07/07/2023 Coins, Medals & Banknotes
Henry VIII during the 1500s was the first to use the harp as a symbol for Ireland, for coins minted in this country. Hibernia, the Latin name for Ireland, was also brought into use. The various English monarchs throughout the 17th and 18th centuries continued this tradition.
During the late 1700s there was a continuing shortage of small change not only in Britain and Ireland but also in the American colonies. As well as the official regal coinage, privately minted trade tokens also circulated. Indeed, many of the Irish “Hibernia” coins and trade tokens issued for Ireland ended up in the American colonies.

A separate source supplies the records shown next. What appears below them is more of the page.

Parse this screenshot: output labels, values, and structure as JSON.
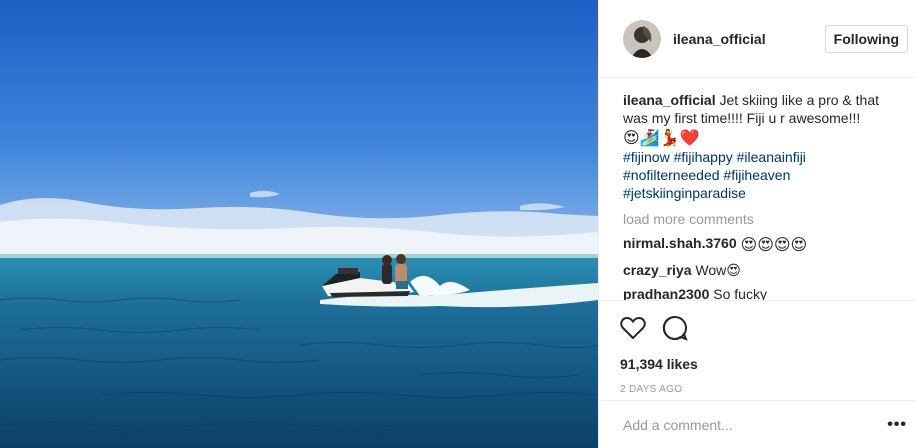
{
  "post": {
    "photo_alt": "Jet ski on the ocean"
  },
  "header": {
    "username": "ileana_official",
    "follow_label": "Following"
  },
  "caption": {
    "username": "ileana_official",
    "text": "Jet skiing like a pro & that was my first time!!!! Fiji u r awesome!!!",
    "emojis": "😍🏄‍♀️💃❤️",
    "hashtags": [
      "#fijinow",
      "#fijihappy",
      "#ileanainfiji",
      "#nofilterneeded",
      "#fijiheaven",
      "#jetskiinginparadise"
    ]
  },
  "load_more": "load more comments",
  "comments": [
    {
      "username": "nirmal.shah.3760",
      "text": "😍😍😍😍"
    },
    {
      "username": "crazy_riya",
      "text": "Wow😍"
    },
    {
      "username": "pradhan2300",
      "text": "So fucky"
    }
  ],
  "likes": "91,394 likes",
  "date": "2 DAYS AGO",
  "add_comment": {
    "placeholder": "Add a comment..."
  },
  "more_label": "•••",
  "icons": {
    "like": "heart-icon",
    "comment": "speech-bubble-icon"
  }
}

These are very popular with American coin collectors and there are several lots in the O’Reilly’s 12th July auction bearing the effigy of George III and the Hibernia harp, dated before and after the 1776 Revolution. These are mainly halfpennies and these examples are in superb condition.
The coin shortage continued into the early 1800s and this was exasperated by the mental condition of King George III, who was unable to give the official approval to issue new coins. The Bank of Ireland was called in to issue official silver “tokens”, so called to get around the lack of royal approval for “coins”. From 1804 to 1813 a range of six shillings, 30 pence, 10 pence and 5 pence coins were issued for the first and only time by a commercial bank in Ireland. There are a number of these lots in this July auction, presenting an opportunity for collectors to obtain an important part of Irish commercial and numismatic history.